Planning a trip to Denver to visit the traveling exhibit of the Dead Sea Scrolls this summer? If so, get the most out of the experience with an ACE program on June 13 explaining the essentials of what the scrolls are and why they are so important.
Charged with explaining the significance of the scrolls is Professor Sam Boyd, CU professor and scholar of biblical texts and the ancient Near East.
The Dead Sea Scrolls are a record of laws, customs, and beliefs in the ancient Middle East, written in Hebrew, Aramaic, and Greek between 200 BCE and 70 CE. Professor Boyd will discuss how the scrolls relate to the concept of scripture and authoritative writings in early Judaism and what they tell us about the origins and developments of the Hebrew Bible.
Boyd researches the Bible through various critical methods and in light of wider historical contexts to understand both the production of these documents as well as their history of interpretation.
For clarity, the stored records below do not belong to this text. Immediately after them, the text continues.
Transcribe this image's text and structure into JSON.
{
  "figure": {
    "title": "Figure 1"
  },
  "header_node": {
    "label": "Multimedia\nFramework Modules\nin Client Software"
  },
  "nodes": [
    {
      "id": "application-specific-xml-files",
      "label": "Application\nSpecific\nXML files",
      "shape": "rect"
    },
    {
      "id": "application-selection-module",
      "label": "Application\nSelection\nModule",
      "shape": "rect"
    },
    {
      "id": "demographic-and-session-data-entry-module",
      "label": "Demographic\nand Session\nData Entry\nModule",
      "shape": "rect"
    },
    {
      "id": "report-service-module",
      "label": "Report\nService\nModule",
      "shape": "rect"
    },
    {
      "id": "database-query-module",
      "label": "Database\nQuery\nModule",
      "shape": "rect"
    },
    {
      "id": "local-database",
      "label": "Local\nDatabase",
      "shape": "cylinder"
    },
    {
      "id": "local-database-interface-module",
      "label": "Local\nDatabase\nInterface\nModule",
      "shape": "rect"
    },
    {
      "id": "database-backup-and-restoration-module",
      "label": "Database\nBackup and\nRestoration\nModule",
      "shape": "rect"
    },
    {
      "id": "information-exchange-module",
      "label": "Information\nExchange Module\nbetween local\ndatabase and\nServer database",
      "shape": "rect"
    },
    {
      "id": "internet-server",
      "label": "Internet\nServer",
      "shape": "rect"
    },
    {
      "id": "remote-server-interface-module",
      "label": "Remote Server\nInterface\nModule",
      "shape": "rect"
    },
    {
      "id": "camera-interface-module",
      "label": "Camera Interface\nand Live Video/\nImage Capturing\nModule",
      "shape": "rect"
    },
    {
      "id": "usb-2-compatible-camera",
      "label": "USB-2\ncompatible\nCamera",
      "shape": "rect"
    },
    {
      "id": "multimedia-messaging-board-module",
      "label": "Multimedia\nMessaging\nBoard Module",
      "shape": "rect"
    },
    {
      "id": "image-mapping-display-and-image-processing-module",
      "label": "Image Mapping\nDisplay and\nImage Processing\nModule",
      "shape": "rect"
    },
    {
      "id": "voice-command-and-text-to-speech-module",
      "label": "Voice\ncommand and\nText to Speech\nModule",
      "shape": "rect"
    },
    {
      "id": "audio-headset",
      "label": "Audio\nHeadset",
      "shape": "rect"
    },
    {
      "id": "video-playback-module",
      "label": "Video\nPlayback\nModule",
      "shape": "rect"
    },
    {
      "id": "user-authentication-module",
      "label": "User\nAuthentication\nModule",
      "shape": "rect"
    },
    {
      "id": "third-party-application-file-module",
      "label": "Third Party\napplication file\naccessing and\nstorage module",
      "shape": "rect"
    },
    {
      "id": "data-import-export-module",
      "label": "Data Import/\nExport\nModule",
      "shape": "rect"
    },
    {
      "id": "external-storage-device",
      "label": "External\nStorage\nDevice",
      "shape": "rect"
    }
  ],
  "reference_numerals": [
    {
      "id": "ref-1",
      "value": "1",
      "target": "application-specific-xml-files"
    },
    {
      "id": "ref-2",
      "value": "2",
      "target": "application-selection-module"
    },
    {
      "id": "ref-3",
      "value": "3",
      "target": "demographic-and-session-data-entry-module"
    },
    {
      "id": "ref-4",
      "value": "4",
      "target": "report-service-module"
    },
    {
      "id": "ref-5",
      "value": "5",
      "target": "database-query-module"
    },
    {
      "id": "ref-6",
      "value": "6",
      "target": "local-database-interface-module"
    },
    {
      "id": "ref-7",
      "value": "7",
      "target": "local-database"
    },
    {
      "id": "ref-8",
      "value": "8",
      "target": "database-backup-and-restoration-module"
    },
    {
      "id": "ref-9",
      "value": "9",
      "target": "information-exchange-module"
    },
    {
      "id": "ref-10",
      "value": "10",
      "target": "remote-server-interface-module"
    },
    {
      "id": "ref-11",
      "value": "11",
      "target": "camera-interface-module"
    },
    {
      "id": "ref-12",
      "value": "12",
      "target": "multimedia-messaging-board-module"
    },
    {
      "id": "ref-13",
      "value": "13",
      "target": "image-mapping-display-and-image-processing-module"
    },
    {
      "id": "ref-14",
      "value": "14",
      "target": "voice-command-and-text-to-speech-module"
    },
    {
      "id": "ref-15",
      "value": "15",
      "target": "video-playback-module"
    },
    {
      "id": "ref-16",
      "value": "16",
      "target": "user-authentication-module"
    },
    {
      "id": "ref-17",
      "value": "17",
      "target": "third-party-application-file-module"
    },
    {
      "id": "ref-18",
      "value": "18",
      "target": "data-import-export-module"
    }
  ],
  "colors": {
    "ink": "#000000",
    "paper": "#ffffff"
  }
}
His particular areas of research include the development of the first five books of the Hebrew Bible, legal hermeneutics in the ancient Near East, language ideology in the ancient world, and ritual theory applied to biblical texts. He also has interests in archaeology, Semitic philology and linguistics, and Late Antiquity (Rabbinic biblical interpretation, Ethiopic Christianity, and the advent of Islam).
Scholar Series with CU Professor Sam Boyd
Wed., June 13, 7:00 pm at the Boulder JCC
$12 in advance, $15 at the door
ABOUT THE EXHIBIT
The regional premiere of this exhibition is a once-in-a-lifetime opportunity to see authentic Dead Sea Scrolls, ancient manuscripts that include the oldest known biblical documents dating back over 2,000 years. In addition, more than 600 artifacts from the ancient Middle East will immerse guests in historic traditions and beliefs that continue to impact world cultures today.
March 16–September 3, 2018
Denver Museum of Nature & Science
2001 Colorado Blvd.
Denver, CO 80212
Open 10 a.m. – 5 p.m., Monday–Friday, and 9 a.m. – 5 p.m., Saturday and Sunday, with last entry at 4 p.m. each day and extended hours at various times.